Xorg and special keys: one solution for keycode>255

An historic

I've buy an IR receiver, and an universal controller to control my multimedia computer, my TV, my ADSL box and my 2.1 Home cinema.

I've been pleased to see that my universal controller do now more control than the remote that was sold with my IR receiver. But a lot of those control didn't work with Xorg, so I had to find someway to use them.

At first, my logs where spamed with line like:

imon 4-4:1.0: imon_incoming_packet: unknown keypress, code 0x100000e

(imon is the real builder of the IR receiver).

I looked for this on the internet and found

  • the problem was known
  • the fix was in the Linus kernel git repository
  • but not in any released kernel

So I waited, and Linux 3.10 was released, and the Debian Kernel Team did include it in debian sid, so I could easily use it.

But some command was still unrecognized as key by Xorg, so I had to find how to let X know them.

Reading documentation on internet, and trying some command lead nowhere: the kernel did in fact understood very well the command, but X did ignore them. After two day of trying to understood XKB, I found this bug: those key was unavailable to X and XKB because their keycode was bigger than 255.

The first solution to this problem is this patch, but I prefer to use standard tool. I finally found that udev can remap key, hence my solution:

The Solution

To use key that have keycode bigger than 255, you need to have keycode smaller than 255. keycode are determined by a map in the kernel, that udev can set when the receiver is plugged.

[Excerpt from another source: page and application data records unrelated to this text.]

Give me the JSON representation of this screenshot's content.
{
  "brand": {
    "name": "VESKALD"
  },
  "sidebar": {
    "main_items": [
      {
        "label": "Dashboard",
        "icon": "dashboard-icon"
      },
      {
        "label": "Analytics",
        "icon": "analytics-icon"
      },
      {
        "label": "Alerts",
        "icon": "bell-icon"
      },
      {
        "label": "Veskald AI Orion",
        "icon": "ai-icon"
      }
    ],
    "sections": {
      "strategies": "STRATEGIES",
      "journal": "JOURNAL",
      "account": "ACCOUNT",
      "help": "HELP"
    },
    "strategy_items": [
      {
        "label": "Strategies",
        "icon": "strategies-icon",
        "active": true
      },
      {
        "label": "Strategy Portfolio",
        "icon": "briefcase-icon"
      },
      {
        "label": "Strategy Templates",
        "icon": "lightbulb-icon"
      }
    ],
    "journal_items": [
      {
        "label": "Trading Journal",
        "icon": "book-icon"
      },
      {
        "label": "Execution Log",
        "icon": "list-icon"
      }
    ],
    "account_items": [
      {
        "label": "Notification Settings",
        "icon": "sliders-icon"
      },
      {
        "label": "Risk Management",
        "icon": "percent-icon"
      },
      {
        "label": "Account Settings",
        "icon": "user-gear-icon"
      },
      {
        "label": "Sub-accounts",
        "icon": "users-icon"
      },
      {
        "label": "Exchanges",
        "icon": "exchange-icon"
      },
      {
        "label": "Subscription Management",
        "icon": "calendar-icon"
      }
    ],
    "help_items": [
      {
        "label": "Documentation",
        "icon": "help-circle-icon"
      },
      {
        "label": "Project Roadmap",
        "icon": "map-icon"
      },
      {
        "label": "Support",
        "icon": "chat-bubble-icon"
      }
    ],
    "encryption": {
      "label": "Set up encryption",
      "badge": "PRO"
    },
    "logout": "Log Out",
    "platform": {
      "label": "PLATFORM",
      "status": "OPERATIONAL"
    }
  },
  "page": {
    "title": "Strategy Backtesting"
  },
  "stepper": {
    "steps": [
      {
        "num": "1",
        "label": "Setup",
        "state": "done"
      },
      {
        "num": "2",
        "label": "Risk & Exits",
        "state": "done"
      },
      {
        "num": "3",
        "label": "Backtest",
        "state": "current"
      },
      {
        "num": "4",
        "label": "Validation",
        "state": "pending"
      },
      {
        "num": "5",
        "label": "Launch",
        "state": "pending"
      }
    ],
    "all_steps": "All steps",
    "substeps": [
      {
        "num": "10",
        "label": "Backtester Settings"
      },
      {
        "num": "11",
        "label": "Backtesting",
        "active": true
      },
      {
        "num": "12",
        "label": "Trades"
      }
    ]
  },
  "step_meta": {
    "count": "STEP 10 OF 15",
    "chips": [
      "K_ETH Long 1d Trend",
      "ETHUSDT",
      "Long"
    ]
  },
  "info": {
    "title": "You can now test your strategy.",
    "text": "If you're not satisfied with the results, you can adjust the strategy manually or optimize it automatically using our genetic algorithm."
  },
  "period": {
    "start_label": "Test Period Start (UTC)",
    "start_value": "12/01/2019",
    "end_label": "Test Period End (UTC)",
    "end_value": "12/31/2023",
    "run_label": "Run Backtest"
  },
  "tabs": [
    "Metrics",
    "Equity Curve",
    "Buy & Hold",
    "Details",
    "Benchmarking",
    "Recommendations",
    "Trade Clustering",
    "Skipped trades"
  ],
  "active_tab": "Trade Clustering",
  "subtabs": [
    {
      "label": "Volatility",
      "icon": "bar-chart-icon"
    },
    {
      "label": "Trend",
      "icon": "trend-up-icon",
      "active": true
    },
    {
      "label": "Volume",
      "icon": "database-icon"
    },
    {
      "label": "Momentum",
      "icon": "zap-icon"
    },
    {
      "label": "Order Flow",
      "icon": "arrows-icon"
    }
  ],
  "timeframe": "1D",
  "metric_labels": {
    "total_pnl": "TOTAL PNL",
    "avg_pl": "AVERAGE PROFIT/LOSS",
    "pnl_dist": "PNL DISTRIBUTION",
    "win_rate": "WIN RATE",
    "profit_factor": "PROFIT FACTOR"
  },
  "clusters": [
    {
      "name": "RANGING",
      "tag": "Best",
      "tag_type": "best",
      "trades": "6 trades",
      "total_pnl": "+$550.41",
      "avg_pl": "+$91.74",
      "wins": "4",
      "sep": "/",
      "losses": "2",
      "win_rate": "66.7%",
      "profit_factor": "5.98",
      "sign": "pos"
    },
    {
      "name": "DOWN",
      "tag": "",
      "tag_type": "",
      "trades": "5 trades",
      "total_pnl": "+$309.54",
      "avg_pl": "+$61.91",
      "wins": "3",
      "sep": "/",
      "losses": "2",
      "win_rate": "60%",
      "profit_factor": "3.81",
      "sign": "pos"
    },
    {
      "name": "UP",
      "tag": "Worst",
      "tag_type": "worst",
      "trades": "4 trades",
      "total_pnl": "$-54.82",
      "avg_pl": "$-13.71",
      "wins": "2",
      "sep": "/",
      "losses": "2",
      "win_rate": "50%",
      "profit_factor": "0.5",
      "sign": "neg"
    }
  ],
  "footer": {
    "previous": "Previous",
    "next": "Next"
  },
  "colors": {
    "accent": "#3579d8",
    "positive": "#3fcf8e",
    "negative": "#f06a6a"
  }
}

You need a keymap. input-kbd from the input-utils package will list the available scancode, and their current keycode (to know the number of your input device, use lsinput):

% sudo input-kbd 6
0x100007f = 106  # KEY_RIGHT
0x1000080 = 105  # KEY_LEFT
0x1007f00 = 108  # KEY_DOWN
0x1008000 = 103  # KEY_UP
0x1010000 = 272  # BTN_LEFT
0x1010080 = 272  # BTN_LEFT
0x1020000 = 273  # BTN_RIGHT
0x1020080 = 273  # BTN_RIGHT
0x200001e = 513  # KEY_NUMERIC_1
0x200001f = 514  # KEY_NUMERIC_2

(There is more, I just cut it there).

Putting this in some file (say keymap), editing it, and running sudo input-kbd -f keymap 6 should change the kernel mapping. But it don't.

It's not a problem, because the best solution is to use udev.

Wrote a keyboard mapping in say /etc/udev/imon:

0x200001e  KP1
0x200001f  KP2
0x2000020  KP3
0x2000021  KP4
0x2000022  KP5
0x2000023  KP6
0x2000024  KP7
0x2000025  KP8
0x2000026  KP9
0x2000027  KP0
0x2800000  MENU
0x288795b7 PAGEDOWN
0x289395b7 PAGEUP
  • You don't need to put there the scancode and keycode you don't divert,
  • the interesting scancode are found by input-kbd
  • you can also use input-events to find which scancode correspond to one key
  • the interesting keycode are in /usr/include/linux/input.h, note that this is not the same thing than X keycode...

You then need to tell udev to load this mapping, with /etc/udev/rules.d/96-local-keymap.rules:

ACTION=="remove", GOTO="mykeyboard_end"
KERNEL!="event*", GOTO="mykeyboard_end"
ENV{ID_INPUT_KEY}=="", GOTO="mykeyboard_end"
SUBSYSTEMS=="bluetooth", GOTO="mykeyboard_end"

SUBSYSTEMS=="usb", IMPORT{builtin}="usb_id"

ENV{ID_VENDOR}=="15c2", ENV{ID_MODEL_ID}=="0042", RUN+="keymap $name /etc/udev/imon"


You will need to adapt 15c2 and 0042 to you own remote. I've found those using lsusb

Bus 004 Device 014: ID 15c2:0042 SoundGraph Inc.

I could now use xkb to further refine the way those key are used by xorg...